Biopolitics is one of the central issues of Ágnes Heller’s and Ferenc Fehér’s political philosophy, especially in their analyses of postmodernism. Postmodernism, as the two philosophers understand it, is defined as the rise – in the public sphere of post -modern societies – of new social movements which forge their identity by politicizing the body. Taking cue from their own theory of modernity – rooted in existentialism and the liberal tradition – Heller and Fehér point out that those who espouse biopolitics in fact advocate a form of holistic and quasi -universalistic social ontology, thus posing a threat to modernity’s ultimate value – liberty. Waldemar Bulira argues that such an understanding of biopolitics refl ects the main ideas of postmodern critical theory worked out by the Hungarian philosophers.
ADAM GUROWSKI’S THE TRUTH ABOUT RUSSIA, OR THE ANATOMY, PHYSIOLOGY AND PATHOLOGY OF HISTORY

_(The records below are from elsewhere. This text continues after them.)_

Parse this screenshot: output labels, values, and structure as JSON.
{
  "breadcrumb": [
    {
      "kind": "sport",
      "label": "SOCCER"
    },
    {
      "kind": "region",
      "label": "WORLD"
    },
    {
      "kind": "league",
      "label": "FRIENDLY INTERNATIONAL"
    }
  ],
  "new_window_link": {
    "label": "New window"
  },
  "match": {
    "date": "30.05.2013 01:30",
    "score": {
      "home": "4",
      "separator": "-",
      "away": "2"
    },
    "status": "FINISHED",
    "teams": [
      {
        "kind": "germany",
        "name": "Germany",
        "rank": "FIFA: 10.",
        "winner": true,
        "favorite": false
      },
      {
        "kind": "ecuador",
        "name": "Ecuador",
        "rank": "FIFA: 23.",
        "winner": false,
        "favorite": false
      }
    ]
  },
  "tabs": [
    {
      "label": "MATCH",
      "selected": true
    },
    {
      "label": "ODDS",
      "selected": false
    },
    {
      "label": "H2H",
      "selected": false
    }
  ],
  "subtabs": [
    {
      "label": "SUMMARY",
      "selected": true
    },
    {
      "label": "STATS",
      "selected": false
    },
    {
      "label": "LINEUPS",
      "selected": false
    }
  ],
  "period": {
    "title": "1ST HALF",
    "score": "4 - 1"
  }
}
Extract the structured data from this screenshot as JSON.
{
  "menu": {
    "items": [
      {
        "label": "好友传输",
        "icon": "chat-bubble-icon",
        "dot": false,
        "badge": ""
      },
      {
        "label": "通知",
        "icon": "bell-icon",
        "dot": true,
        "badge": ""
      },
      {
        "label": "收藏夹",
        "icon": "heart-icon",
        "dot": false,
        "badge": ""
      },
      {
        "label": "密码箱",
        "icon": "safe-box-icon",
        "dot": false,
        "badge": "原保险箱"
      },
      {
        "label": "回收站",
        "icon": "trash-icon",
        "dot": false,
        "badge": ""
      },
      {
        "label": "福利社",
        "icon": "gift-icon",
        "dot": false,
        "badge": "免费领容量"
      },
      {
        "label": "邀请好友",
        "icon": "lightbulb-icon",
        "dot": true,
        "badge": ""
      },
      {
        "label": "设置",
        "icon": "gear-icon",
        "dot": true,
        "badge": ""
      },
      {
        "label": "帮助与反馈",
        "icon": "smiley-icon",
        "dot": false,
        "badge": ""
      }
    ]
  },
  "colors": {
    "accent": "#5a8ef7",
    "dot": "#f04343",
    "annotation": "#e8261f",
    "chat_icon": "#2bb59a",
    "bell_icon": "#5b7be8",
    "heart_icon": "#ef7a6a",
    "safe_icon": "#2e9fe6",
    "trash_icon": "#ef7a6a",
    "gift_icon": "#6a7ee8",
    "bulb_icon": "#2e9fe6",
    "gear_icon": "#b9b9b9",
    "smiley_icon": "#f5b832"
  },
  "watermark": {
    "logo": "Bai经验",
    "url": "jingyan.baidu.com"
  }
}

With the failure of Józef Zaliwski’s expedition, the unsuccessful attempts at rekindling the November Rising and the fiasco of democratic revolutions in Western Europe in the years 1832-34, the Polish Great Emigration faced an unprecedented crisis. People started losing hope and faith in the meaningfulness of sacrifice. One of the most radical expressions of this pessimism came from Duke Adam Gurowski (1805-1866) who in a pamphlet titled The Truth about Russia and the Mutiny of its Provinces – published in 1834 in Paris – argued that Poland wasn’t worth the sacrifice and did not deserve the sympathy of Europe. Gurowski put his own country in front of the tribunal of History, calling it backward, degenerate and “rotten,” and arguing that it should be abolished altogether to clear ground for the construction of a new, better world. Most shockingly to his compatriots, Gurowski believed that this regenerative work should be accomplished by the Russian Empire and its autocratic regime which he had so recently denounced.
THE COUNTRY BUMPKIN AT THE CROSSROADS. TOWARDS A PLATONIC IDEA OF EUROPE
The essay analyzes the concepts of “Europe” and “Europeanness” in reference to Rémi Brague’s Europe, la voie romaine and Edward Said’s Orientalism, which latter book Artur Rodziewicz perceives as a work of a mind shaped – via Foucault – by European ideas. Rodziewicz offers an interpretation of contemporary Europe as an outgrowth of “the Athenian spirit” whose quintessential expression is to be found in Aristotle’s The Constitution of Athens. The author argues that the concept of “Europeanness” is inherently Platonic, and since Platonism was taken up and developed by Christianity, “Europeanness” cannot be understood without taking into consideration Christian political thought, whose ideas were reflected in the political system of the Kingdom of Poland (1569-1795), and later – in Polish messianism.